Want to get involved with WIT? Check the online calendar for upcoming events.
“Technology is a tool for overcoming challenges, both great and small. Through the experience of using technology, middle school girls can tap into the creativity, passion and confidence that will help them grow into innovators and problem solvers. In this way, technology helps empower girls throughout their careers and lives.”
When it comes to empowering the next generation of tech leaders, Tracey Welson-Rossman leads by example. In her own career, she’s gained experience in everything from advertising sales to marketing channel management. But, her true passions lie in entrepreneurship and leadership. As the founder and CEO of TechGirlz, she plays to both strengths. TechGirlz creates opportunities for middle school girls to learn about technology, explore various career paths and develop mentoring relationships. Through educational workshops and annual events, the organization gives young women the confidence — and experience — to emerge as tomorrow’s tech leaders.
“Technology is one of the most exciting and fastest growing careers, and right now the tech industry is filled with brilliant women engineers who are doing amazing things every day. They’re building the future and you can too. Never give up your dreams and one day you will join their ranks and become a leader and a role model for the next generation.”
Alaina Percival is the CEO of Women Who Code, a nonprofit organization created to help women excel in technology careers. WWCode tackles the issue of industry-wide gender inequality in two ways. On one hand, it helps women develop relevant skills and build a strong network to obtain STEM careers. On the other, it helps tech companies looking to build diverse teams connect with talented women. This multi-faceted approach has proven wildly effective. Today, the organization has a community of 80,000 members in 20 countries across the world.
Join the WWCode community at the CONNECT 2017 developer conference, hosted in San Francisco.
“STEM companies need you! Research shows that companies with more diversity fare better in the global economy today, and you bring unique perspectives and approaches to problem-solving that would otherwise be absent in the STEM fields. You may encounter some bumps along the way. But by tackling those obstacles with grit and a collaborative spirit you’ll find that — in true STEM fashion — those drawbacks can become lessons learned and make you stronger and more resilient. STEM careers are interesting, important, challenging and lucrative, so get out there and fill them!”
As an educator, administrator and researcher with 25 years of experience in education, Karen Peterson brings a unique perspective to the National Girls Collaborative Project. Unsurprisingly, the nonprofit’s mission matches her own passion: to give underrepresented girls opportunities to explore STEM. As CEO of the NGCP, Peterson ensures that the organization stays true to this vision. Under her direction, the NGCP shares resources, research, program models and more with thousands of girl-serving STEM organizations across the U.S. To date, the NGCP has served more than 16 million girls — and brought us one giant leap closer to achieving gender equity in STEM industries.

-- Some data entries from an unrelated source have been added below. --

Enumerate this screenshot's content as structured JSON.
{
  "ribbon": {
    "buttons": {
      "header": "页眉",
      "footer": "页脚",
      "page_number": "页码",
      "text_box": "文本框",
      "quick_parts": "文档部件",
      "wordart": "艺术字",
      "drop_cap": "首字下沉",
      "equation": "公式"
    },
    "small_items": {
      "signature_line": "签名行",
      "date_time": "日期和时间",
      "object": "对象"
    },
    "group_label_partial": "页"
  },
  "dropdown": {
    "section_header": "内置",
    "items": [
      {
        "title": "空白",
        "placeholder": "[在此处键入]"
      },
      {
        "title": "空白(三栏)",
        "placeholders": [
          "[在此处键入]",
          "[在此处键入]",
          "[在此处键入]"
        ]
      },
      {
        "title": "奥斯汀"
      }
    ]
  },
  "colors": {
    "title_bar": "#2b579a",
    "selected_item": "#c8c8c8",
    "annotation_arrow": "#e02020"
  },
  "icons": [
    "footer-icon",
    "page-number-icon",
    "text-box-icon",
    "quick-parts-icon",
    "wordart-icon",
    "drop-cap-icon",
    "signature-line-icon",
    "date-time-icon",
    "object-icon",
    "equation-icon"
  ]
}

If you’d like to learn more or get involved with a Collaborative in your area, check out ngcproject.org.
Ready to join them?

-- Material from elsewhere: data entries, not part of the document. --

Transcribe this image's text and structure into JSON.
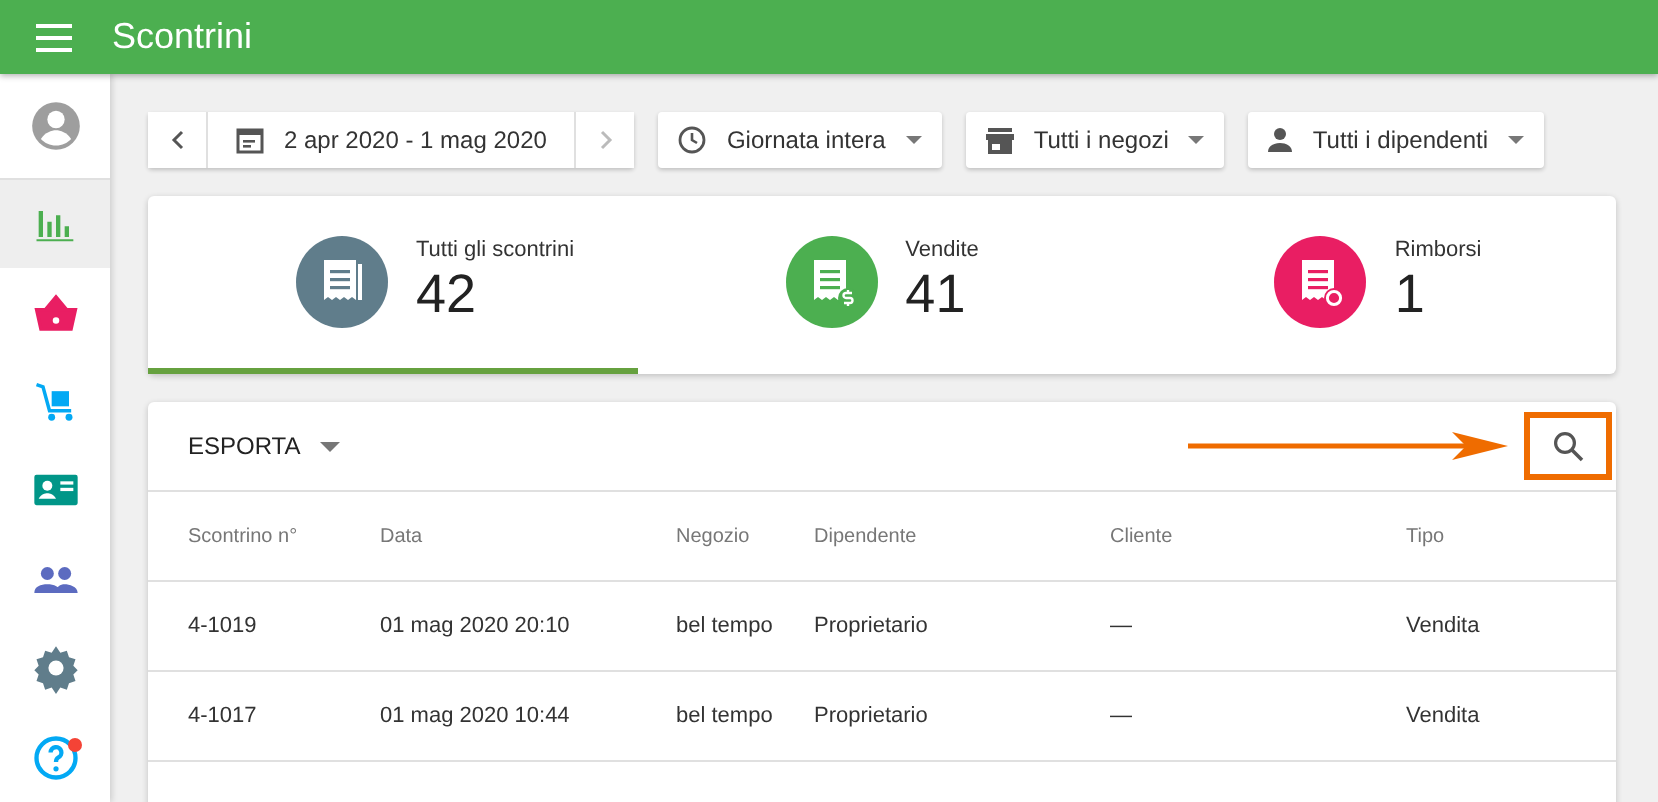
{
  "app_bar": {
    "title": "Scontrini"
  },
  "sidebar": {
    "items": [
      {
        "kind": "profile",
        "selected": false,
        "badge": false
      },
      {
        "kind": "reports",
        "selected": true,
        "badge": false
      },
      {
        "kind": "basket",
        "selected": false,
        "badge": false
      },
      {
        "kind": "cart",
        "selected": false,
        "badge": false
      },
      {
        "kind": "card",
        "selected": false,
        "badge": false
      },
      {
        "kind": "people",
        "selected": false,
        "badge": false
      },
      {
        "kind": "settings",
        "selected": false,
        "badge": false
      },
      {
        "kind": "help",
        "selected": false,
        "badge": true
      }
    ]
  },
  "filters": {
    "date_range": "2 apr 2020 - 1 mag 2020",
    "next_disabled": true,
    "time": "Giornata intera",
    "stores": "Tutti i negozi",
    "employees": "Tutti i dipendenti"
  },
  "summary": [
    {
      "kind": "all",
      "label": "Tutti gli scontrini",
      "value": "42",
      "selected": true
    },
    {
      "kind": "sales",
      "label": "Vendite",
      "value": "41",
      "selected": false
    },
    {
      "kind": "refunds",
      "label": "Rimborsi",
      "value": "1",
      "selected": false
    }
  ],
  "table": {
    "export": "ESPORTA",
    "highlight_search": true,
    "columns": [
      "Scontrino n°",
      "Data",
      "Negozio",
      "Dipendente",
      "Cliente",
      "Tipo"
    ],
    "rows": [
      [
        "4-1019",
        "01 mag 2020 20:10",
        "bel tempo",
        "Proprietario",
        "—",
        "Vendita"
      ],
      [
        "4-1017",
        "01 mag 2020 10:44",
        "bel tempo",
        "Proprietario",
        "—",
        "Vendita"
      ]
    ]
  }
}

When we take a cursory glance at women in STEM, the numbers tell a story of exclusion. However, we can’t count out the companies, institutions and allies working tirelessly to level the playing field. In fact, the greatest strides toward a more inclusive industry come from leaders who’ve faced these challenges — and succeeded in spite of them. You’ve got their advice. Now, find your voice.